Creating your best transition into life as a parent

24 February 2014 Written by Published in Blog
24 February 2014 Written by Published in Blog
24 February 2014 Written by Published in Blog
17 February 2014 Written by Published in Blog

At a post natal visit with a recent client I was curious to hear first hand how she observed her own pain coping techniques in labour.  She shared with me what she noticed. During 2nd stage (when she was breathing/grunting/pushing) her baby down she found herself very focused on being able to take her focus to the baby.  She was encouraged to be actively working with her body to bring the baby down lower with each contraction.  This mum had some gas through the labour but nothing else.  So she was upright, active and open in her posture to help the baby descend.  

After 2 1/2 hrs of active 2nd stage  there seemed to be little progress and an internal check was advised in order to see what was happening.  The mother agreed and was checked.  She was fully dilated but there was caput (swelling) on the baby's skull, which she was told indicated that the baby had been in that position for a while and was not progressing.  With the baby still above spines (the narrowest part of the pelvis) she was told that a caesarean would be necessary.  We asked questions, checked if there were any alternatives and asked for some time to process this information.  She felt disappointed to hear this and suddenly her pain felt different.  

With the reason for the 'pain' seeming now to have lost its purpose she increasingly became overwhelmed by the same sensations that moments earlier were manageable.  Shortly after, she was being prepared for theatre.  During which she started to 'lose it'!  The options for gas and tens machine were taken away so that a spinal could be given.  Moments before she received pain relief a midwife looked her in the eyes and calmly spoke to encouraged her.  The birthing woman started to focus again, the pain eased and she felt that with each contraction she could breath her way through it like she did before.  Soon after the spinal took effect. 

What she reflected back to me when we met a couple of days later was interesting to hear and I asked if I could blog about it.  She said she could see how much her frame of mind influenced her perception of the pain.  She also noticed that when she focused on how her body was working with her baby it made all the difference in the world.  It gave her the oomph to give it her all and in the end she says she feels very proud of her efforts.    

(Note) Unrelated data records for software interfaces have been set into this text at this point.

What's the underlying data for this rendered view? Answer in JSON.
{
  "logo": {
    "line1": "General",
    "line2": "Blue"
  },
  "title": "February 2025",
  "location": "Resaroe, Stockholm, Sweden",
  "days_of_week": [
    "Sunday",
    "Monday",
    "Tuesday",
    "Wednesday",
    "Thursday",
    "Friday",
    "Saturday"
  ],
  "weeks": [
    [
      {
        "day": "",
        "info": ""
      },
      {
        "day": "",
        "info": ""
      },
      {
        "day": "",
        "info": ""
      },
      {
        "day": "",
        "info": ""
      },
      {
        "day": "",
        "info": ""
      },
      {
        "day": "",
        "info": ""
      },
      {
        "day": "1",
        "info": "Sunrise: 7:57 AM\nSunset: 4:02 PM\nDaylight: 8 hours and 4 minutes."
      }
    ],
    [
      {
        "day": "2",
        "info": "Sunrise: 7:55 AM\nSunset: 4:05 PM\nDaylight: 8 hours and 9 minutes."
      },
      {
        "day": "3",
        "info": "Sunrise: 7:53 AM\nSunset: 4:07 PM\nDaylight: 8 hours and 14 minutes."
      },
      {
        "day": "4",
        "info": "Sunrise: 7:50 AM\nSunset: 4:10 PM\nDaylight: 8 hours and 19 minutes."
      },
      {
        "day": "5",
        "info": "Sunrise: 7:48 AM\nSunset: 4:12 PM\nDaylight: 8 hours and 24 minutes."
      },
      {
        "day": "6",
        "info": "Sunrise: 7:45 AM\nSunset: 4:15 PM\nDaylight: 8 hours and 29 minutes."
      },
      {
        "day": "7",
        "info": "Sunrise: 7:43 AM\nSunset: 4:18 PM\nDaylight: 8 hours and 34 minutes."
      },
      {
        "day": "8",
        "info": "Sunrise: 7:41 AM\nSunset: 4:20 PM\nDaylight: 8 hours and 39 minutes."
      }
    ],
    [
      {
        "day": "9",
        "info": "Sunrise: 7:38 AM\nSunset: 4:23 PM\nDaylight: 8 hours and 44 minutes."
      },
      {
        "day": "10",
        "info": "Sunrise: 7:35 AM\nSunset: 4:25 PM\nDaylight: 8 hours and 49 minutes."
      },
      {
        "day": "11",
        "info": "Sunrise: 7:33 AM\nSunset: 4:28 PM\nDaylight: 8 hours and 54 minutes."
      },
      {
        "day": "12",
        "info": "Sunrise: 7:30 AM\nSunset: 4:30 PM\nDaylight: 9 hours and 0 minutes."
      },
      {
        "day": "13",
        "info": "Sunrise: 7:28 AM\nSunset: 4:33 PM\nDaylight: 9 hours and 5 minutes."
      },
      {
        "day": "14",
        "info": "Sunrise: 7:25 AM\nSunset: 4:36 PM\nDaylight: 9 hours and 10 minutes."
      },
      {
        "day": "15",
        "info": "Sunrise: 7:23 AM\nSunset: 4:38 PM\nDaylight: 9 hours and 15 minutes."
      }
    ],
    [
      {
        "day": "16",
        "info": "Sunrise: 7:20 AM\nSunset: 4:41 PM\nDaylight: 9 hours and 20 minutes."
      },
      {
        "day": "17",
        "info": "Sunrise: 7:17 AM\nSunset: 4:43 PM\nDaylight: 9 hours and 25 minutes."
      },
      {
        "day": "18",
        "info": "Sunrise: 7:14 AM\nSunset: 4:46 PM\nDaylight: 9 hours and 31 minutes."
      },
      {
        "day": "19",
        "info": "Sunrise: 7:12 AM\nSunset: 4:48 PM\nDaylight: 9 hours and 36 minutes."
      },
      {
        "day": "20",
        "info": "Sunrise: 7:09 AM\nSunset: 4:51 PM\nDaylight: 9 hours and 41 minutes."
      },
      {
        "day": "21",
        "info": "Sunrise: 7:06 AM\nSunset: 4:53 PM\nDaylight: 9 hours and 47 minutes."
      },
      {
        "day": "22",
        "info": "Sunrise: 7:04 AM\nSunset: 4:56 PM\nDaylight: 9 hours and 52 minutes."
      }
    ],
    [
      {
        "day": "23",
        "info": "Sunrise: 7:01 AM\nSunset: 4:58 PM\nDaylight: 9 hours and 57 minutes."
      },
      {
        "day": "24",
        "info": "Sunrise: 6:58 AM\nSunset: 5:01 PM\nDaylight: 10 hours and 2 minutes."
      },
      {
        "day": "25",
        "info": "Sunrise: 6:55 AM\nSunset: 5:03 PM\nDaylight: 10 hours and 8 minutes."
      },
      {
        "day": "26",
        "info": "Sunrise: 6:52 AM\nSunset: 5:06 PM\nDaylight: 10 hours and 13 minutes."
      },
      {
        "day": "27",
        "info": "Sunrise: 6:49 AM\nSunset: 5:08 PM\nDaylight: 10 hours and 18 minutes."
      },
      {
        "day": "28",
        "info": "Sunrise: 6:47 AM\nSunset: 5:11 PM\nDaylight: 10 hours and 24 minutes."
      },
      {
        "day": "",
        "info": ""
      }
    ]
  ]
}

27 November 2013 Written by Published in Blog

I’ve just started training rides up Mt Dandenong on my road bike again.  I ride from Ringwood to Sassafras, drop down the other side of the ridge and then peddle back up a rather steep Perrin’s Creek Rd, to finally enjoy the well-earned descent back to dinner.  It was on one of these hills that I went into a cycling trance and blissed into a state of simple acceptance of all that I was feeling.  Although my body was working hard, I was also appreciating the smell of the air, the trees and ferns, the wending road, the singing birds, the connection to my body and interestingly the creative thoughts of my mind.  

What stood out to me was the nature and quality of my breathing.  I paid attention to it and realized that I was using it to help me ride better.  I noticed the length of my breath matched my cycling stride and it gave me rhythm.  I noticed how controlling it to slow down a fraction made me feel calmer inside.  I found my will power and strength circulated through my body and encourage me on.

I enjoyed my thoughts on how perfectly similar this was for birthing women.   Women that can respond to the workout in labour with these principals in place do well in birthing their babies.  They find their way to dance the baby down to the rhythm of their breath, stay relaxed, conserve their energy and keep going in their power until the baby is in their arms.  Women who are willing to do this work and partners who fully support this effort benefit greatly from this process.  Strong, aware, healthy, connected birthing families lays a great foundation to the structure of their family life.    Just like I am now motivated to do it again, or even ride a harder hill, so too are women and men that embrace the birthing and parenting journey as one that they can continue to actively participate in  – mind, body and spirit.

Breath awareness and practice is one way to create this special birth dance.   Help bring your baby into the world in a calm and powerful way.  Make a positive difference to your life each time you practice and create a better birth experience to your family life. 

Erika Munton Nov2013 – inspired after a tough training ride.